Two black-and-white photographs.
They are the only things that remain from Elvira and Renato Zarfati’s childhood.
The siblings, along with the rest of their Jewish family, spent the German occupation of Rome during World War II in hiding throughout the city, said Elvira Zarfati.
Sometimes they hid inside ruins, sometimes in basements, and other times in sewers.
“We were always moving around, and running around, and hiding. So we couldn’t take any of our belongings,” said 80-year-old Elvira Zarfati.
A couple of months ago, they found their childhood photographs.
“This can’t be me,” she said when she first saw her photo.
The siblings are among the more than 300 Holocaust survivors worldwide who have been identified through their childhood photographs by the Remember Me? project, part of the Washington D.C.-based United States Holocaust Memorial Museum.
Remember Me? began in 2011 when 1,100 photographs of Jewish children growing up during the Holocaust were posted on a website, http://rememberme.ushmm.org/.
The Zarfatis are the only people so far in South Florida to be identified through the Remember Me? project.
The project is meant to identify the people in the photos, and to record their stories in an attempt to broaden understanding of the Holocaust and preserve the era’s history. Remember Me? has also helped survivors reconnect with loved ones from whom they were separated during the chaos of the war.
“We wanted to document as many of their stories and experiences before it was too late,” said Jude Richter, historian at the museum who also works on the project. “Because this is such a young subset of the survivor population, you are going to have a lot of people who are still within reach.”
The ubiquitous presence of Facebook, Twitter and other social media websites in which photographs are often shared make now an ideal time to launch this project, he said.
Within the first two days of the project’s inception, three survivors saw their photos online and were identified.
“C’est moi,” or “It’s me,” wrote Michel Sztulzaft to the Remember Me? project after he recognized himself in a photograph which depicts a 3- or 4-year-old boy with curly hair and plump cheeks.
Sztulzaft was one of the first people to be identified in the photographs.
As more survivors were interviewed, the title of the project, Remember Me?, took on a new meaning.

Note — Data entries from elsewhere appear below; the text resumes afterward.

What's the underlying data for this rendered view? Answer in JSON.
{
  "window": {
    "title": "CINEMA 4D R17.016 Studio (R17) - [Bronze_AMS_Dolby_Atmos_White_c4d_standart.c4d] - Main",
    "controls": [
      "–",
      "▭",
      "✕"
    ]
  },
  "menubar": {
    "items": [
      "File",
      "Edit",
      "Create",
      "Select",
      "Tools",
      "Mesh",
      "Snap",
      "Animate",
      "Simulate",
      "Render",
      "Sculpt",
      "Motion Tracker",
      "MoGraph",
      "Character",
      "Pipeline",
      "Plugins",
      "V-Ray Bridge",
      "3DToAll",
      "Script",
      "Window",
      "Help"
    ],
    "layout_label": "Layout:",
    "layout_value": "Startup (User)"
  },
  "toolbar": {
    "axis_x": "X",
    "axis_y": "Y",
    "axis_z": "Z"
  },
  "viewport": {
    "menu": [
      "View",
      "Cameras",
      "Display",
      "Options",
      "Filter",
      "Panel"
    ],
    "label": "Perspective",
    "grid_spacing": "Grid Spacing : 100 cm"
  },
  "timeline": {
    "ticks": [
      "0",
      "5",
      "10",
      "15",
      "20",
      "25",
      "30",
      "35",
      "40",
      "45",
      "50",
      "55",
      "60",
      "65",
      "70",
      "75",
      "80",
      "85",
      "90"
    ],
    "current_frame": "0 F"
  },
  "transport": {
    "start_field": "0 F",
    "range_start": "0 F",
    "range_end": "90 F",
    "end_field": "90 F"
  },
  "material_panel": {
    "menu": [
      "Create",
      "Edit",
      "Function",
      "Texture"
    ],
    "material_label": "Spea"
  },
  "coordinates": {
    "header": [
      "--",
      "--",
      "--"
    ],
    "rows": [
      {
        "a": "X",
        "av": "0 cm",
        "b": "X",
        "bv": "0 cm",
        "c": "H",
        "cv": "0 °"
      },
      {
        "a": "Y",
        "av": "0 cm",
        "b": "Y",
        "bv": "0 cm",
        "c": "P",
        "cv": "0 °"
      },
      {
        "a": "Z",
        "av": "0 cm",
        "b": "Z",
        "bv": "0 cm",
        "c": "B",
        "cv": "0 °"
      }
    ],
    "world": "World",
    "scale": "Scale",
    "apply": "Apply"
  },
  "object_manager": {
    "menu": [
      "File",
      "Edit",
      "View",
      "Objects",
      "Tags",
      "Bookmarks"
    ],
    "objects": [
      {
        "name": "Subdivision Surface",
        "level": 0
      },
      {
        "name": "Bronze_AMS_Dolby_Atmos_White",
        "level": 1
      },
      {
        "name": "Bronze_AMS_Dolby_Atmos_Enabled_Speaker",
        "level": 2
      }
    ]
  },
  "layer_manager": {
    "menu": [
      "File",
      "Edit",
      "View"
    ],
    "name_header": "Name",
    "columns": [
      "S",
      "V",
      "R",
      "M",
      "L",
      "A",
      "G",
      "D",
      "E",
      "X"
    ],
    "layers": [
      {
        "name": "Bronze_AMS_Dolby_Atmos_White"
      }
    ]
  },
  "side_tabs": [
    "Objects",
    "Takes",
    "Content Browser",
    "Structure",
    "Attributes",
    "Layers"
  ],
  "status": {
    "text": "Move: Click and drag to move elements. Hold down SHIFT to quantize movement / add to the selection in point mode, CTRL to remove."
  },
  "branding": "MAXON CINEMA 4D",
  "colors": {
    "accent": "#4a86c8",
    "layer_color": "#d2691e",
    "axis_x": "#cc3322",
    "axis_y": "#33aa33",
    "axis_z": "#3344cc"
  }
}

“You see these faces looking out through the screen at you asking if you remember them,” said Richter. “But as the survivors are telling their story, they are not asking you to remember them anymore – they are telling you.”

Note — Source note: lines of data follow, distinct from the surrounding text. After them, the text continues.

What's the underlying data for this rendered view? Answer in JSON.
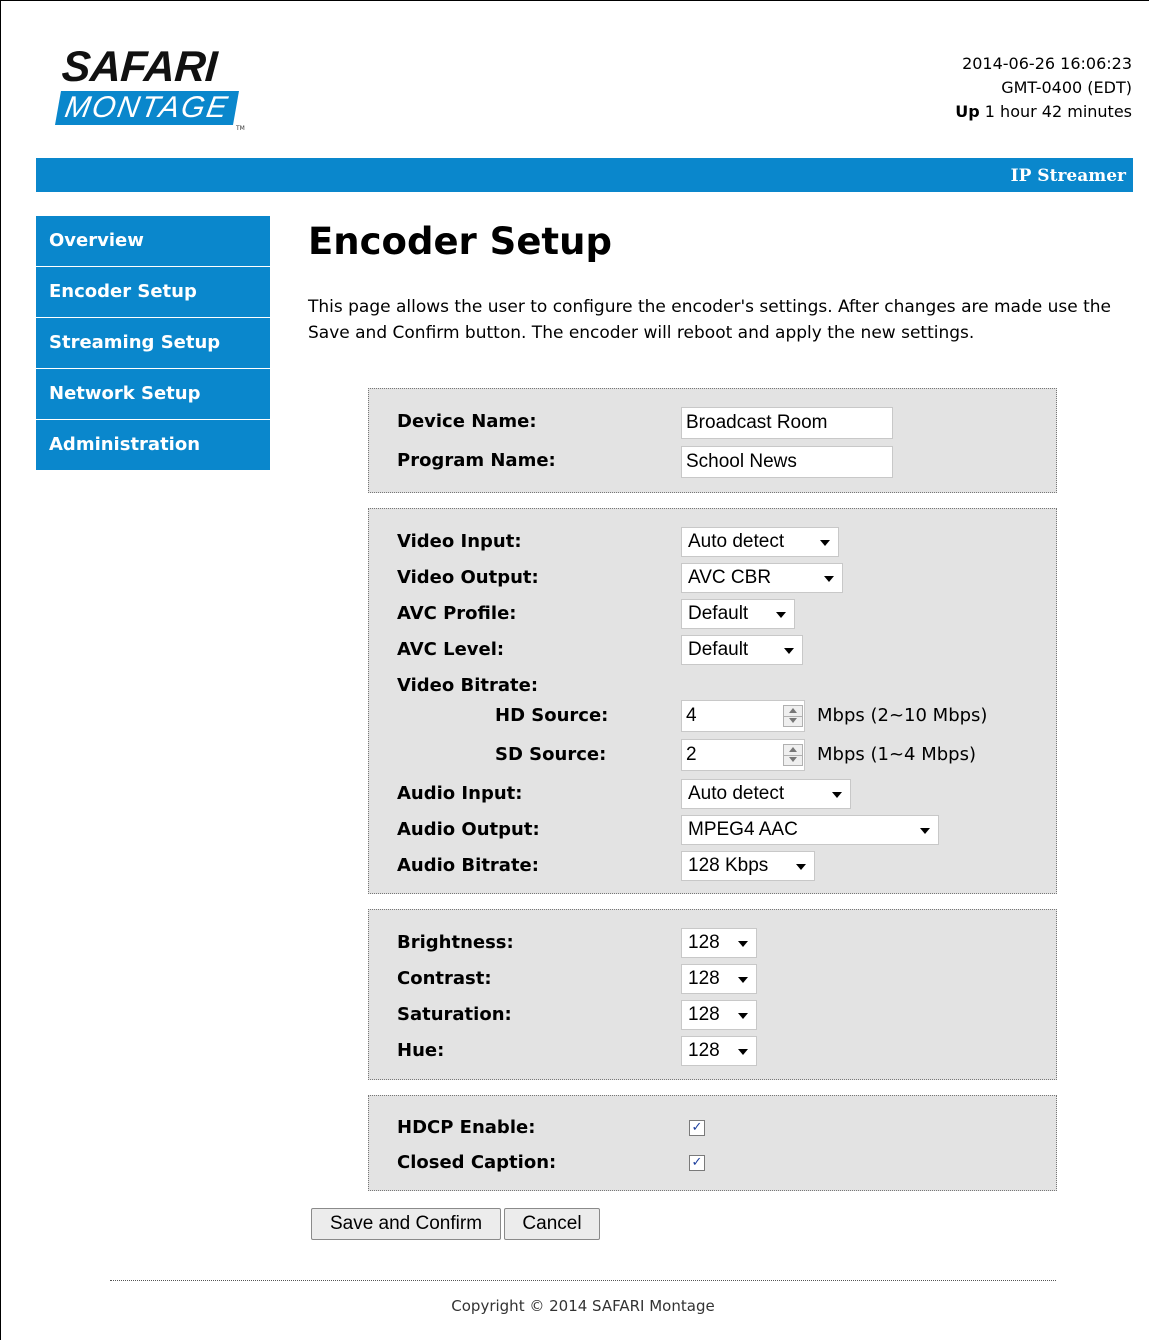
{
  "header": {
    "logo_top": "SAFARI",
    "logo_bottom": "MONTAGE",
    "logo_tm": "TM",
    "datetime": "2014-06-26 16:06:23",
    "timezone": "GMT-0400 (EDT)",
    "uptime_label": "Up",
    "uptime_value": "1 hour 42 minutes",
    "product": "IP Streamer",
    "accent_color": "#0a87cc"
  },
  "sidebar": {
    "items": [
      {
        "label": "Overview"
      },
      {
        "label": "Encoder Setup"
      },
      {
        "label": "Streaming Setup"
      },
      {
        "label": "Network Setup"
      },
      {
        "label": "Administration"
      }
    ]
  },
  "main": {
    "title": "Encoder Setup",
    "intro": "This page allows the user to configure the encoder's settings. After changes are made use the Save and Confirm button. The encoder will reboot and apply the new settings."
  },
  "device": {
    "device_name_label": "Device Name:",
    "device_name_value": "Broadcast Room",
    "program_name_label": "Program Name:",
    "program_name_value": "School News"
  },
  "video": {
    "video_input_label": "Video Input:",
    "video_input_value": "Auto detect",
    "video_output_label": "Video Output:",
    "video_output_value": "AVC CBR",
    "avc_profile_label": "AVC Profile:",
    "avc_profile_value": "Default",
    "avc_level_label": "AVC Level:",
    "avc_level_value": "Default",
    "video_bitrate_label": "Video Bitrate:",
    "hd_source_label": "HD Source:",
    "hd_source_value": "4",
    "hd_source_unit": "Mbps (2~10 Mbps)",
    "sd_source_label": "SD Source:",
    "sd_source_value": "2",
    "sd_source_unit": "Mbps (1~4 Mbps)",
    "audio_input_label": "Audio Input:",
    "audio_input_value": "Auto detect",
    "audio_output_label": "Audio Output:",
    "audio_output_value": "MPEG4 AAC",
    "audio_bitrate_label": "Audio Bitrate:",
    "audio_bitrate_value": "128 Kbps"
  },
  "image": {
    "brightness_label": "Brightness:",
    "brightness_value": "128",
    "contrast_label": "Contrast:",
    "contrast_value": "128",
    "saturation_label": "Saturation:",
    "saturation_value": "128",
    "hue_label": "Hue:",
    "hue_value": "128"
  },
  "options": {
    "hdcp_label": "HDCP Enable:",
    "hdcp_checked": true,
    "caption_label": "Closed Caption:",
    "caption_checked": true,
    "check_mark": "✓"
  },
  "actions": {
    "save_label": "Save and Confirm",
    "cancel_label": "Cancel"
  },
  "footer": {
    "copyright": "Copyright © 2014 SAFARI Montage"
  }
}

In a way the question mark at the end of the title, turns into an exclamation point, emphasizing the importance of remembering the Holocaust, he said.

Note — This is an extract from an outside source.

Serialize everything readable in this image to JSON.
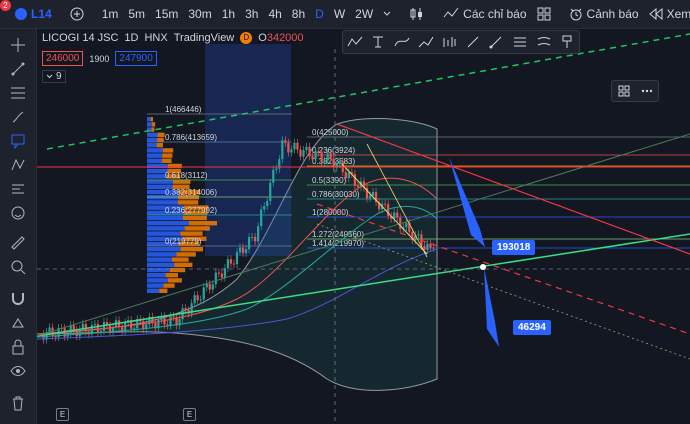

The United States Holocaust Memorial Museum obtained the photographs from a World Jewish Congress collection at The Jacob Rader Marcus Center of the American Jewish Archives in Cincinnati, Ohio. In addition, some of the project’s photos were obtained from the Greta Fischer collection at the United States Holocaust Memorial Museum, as well as from the Museum of Jewish Heritage, A Living Memorial to the Holocaust in New York City. .
Browse the pages of the Remember Me? project website, see the faces of the children, then read their stories of survival and loss – told nearly 70 years later.